I remember being introduced to cursive in the second grade. Miss Giarrdi, my second grade teacher at Marie Schaeffer Elementary, taught me with pride how to embellish the letters of the alphabet with beautiful flairs and flourishes. Then, blend letters into complete words. To this day people remark on how beautiful handwriting is.
Today many school districts are beginning to drop cursive instruction. Many argue with the advent of computers cursive handwriting is obsolete. While the beauty of handwriting may have become outdated, the cognitive processes that occurs are not.
Teachers who teach children with language difficulties assert that a key component cursive handwriting provides, when these children are learning to read and write is, “the changes in the neural pathways within the brain” (Petersen 2013). That is, cursive handwriting stimulates the synapses and helps synchronize the left and right hemispheres within the brain. That’s why it’s important to note, developing the ability to write in cursive is about the neural stimulation occurring within the brain, not the appealing product—absent when students are printing or typing (Baruch-Asherson 2012).
Also, the ability to write in cursive gives students the upper hand throughout their learning years. Quick, legible, cursive is always available when computers and printers are not. Writing by hand improves idea composition and expression. Sortino (2012) explains, “Learning cursive improves a child’s fluency, ensuring a secure neural network.” Cursive writing is also linked to developing fine motor skills and hand-eye coordination. In fact, many elementary teachers find students learn to write in cursive quite easily, more so than block and stick manuscript.
Interestingly, research is now revealing the ability to write in cursive increases comprehension. A new study, (Peverly 2012) found college students who took handwritten notes showed better understanding of the material than those who took notes on computers. While, The College Board learned that students who wrote in cursive, for their essay portion of the SAT, scored slightly higher than their peers (Baruch, Asherson 2013).

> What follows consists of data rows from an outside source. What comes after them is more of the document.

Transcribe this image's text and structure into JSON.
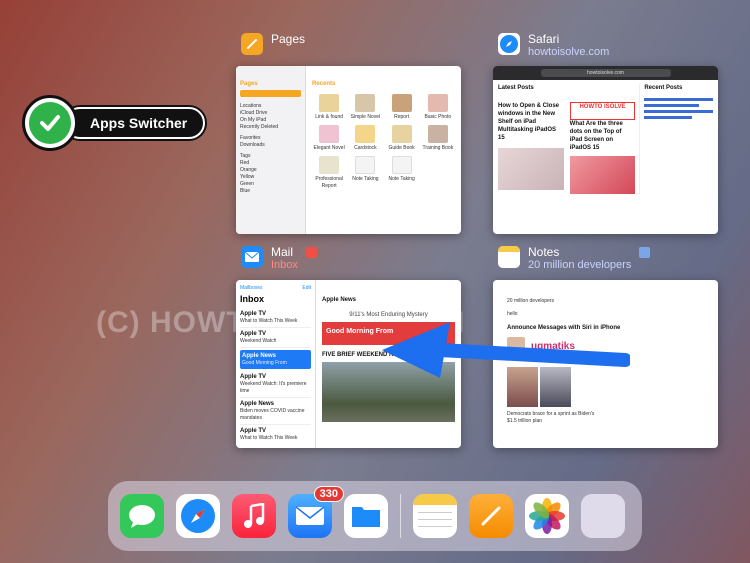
{
  "badge": {
    "label": "Apps Switcher"
  },
  "watermark": "(C) HOWTOISOLVE.COM",
  "pages": {
    "name": "Pages",
    "sidebar_title": "Pages",
    "recents_label": "Recents",
    "sidebar_items": [
      "Locations",
      "iCloud Drive",
      "On My iPad",
      "Recently Deleted",
      "Favorites",
      "Downloads",
      "Tags",
      "Red",
      "Orange",
      "Yellow",
      "Green",
      "Blue"
    ],
    "docs": [
      "Link & found",
      "Simple Novel",
      "Report",
      "Basic Photo",
      "Elegant Novel",
      "Cardstock",
      "Guide Book",
      "Training Book",
      "Professional Report",
      "Note Taking",
      "Note Taking"
    ]
  },
  "safari": {
    "name": "Safari",
    "subtitle": "howtoisolve.com",
    "url": "howtoisolve.com",
    "latest_posts": "Latest Posts",
    "recent_posts": "Recent Posts",
    "post1": "How to Open & Close windows in the New Shelf on iPad Multitasking iPadOS 15",
    "post2": "What Are the three dots on the Top of iPad Screen on iPadOS 15",
    "logo": "HOWTO ISOLVE"
  },
  "mail": {
    "name": "Mail",
    "subtitle": "Inbox",
    "back_label": "Mailboxes",
    "edit_label": "Edit",
    "inbox_label": "Inbox",
    "messages": [
      {
        "from": "Apple TV",
        "subject": "What to Watch This Week"
      },
      {
        "from": "Apple TV",
        "subject": "Weekend Watch"
      },
      {
        "from": "Apple News",
        "subject": "Good Morning From"
      },
      {
        "from": "Apple TV",
        "subject": "Weekend Watch: It's premiere time"
      },
      {
        "from": "Apple News",
        "subject": "Biden moves COVID vaccine mandates"
      },
      {
        "from": "Apple TV",
        "subject": "What to Watch This Week"
      }
    ],
    "open_from": "Apple News",
    "headline": "9/11's Most Enduring Mystery",
    "banner": "Good Morning From",
    "weekend": "FIVE BRIEF WEEKEND READS"
  },
  "notes": {
    "name": "Notes",
    "subtitle": "20 million developers",
    "line1": "20 million developers",
    "line2": "hello",
    "line3": "Announce Messages with Siri in iPhone",
    "brand": "ugmatiks",
    "caption": "Democrats brace for a sprint as Biden's $1.5 trillion plan"
  },
  "dock": {
    "mail_badge": "330",
    "apps": [
      "messages-icon",
      "safari-icon",
      "music-icon",
      "mail-icon",
      "files-icon",
      "notes-icon",
      "pages-icon",
      "photos-icon",
      "app-library-icon"
    ]
  },
  "colors": {
    "accent_orange": "#f5a623",
    "safari_blue": "#1d8cf8",
    "selection_blue": "#1f7af5",
    "arrow_blue": "#1e6ef0",
    "check_green": "#2fb24a"
  }
}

The importance of cursive has come into question as school districts align their curriculum to reflect Common Core Standards. Nationwide schools are spending less time on introducing and practicing cursive writing and devoting leftover instructional time to “preparing students for the 21st century”. While many educators feel cursive is outdated they must acknowledge the cognitive attributes that occur, when students write in flowing, cursive letters.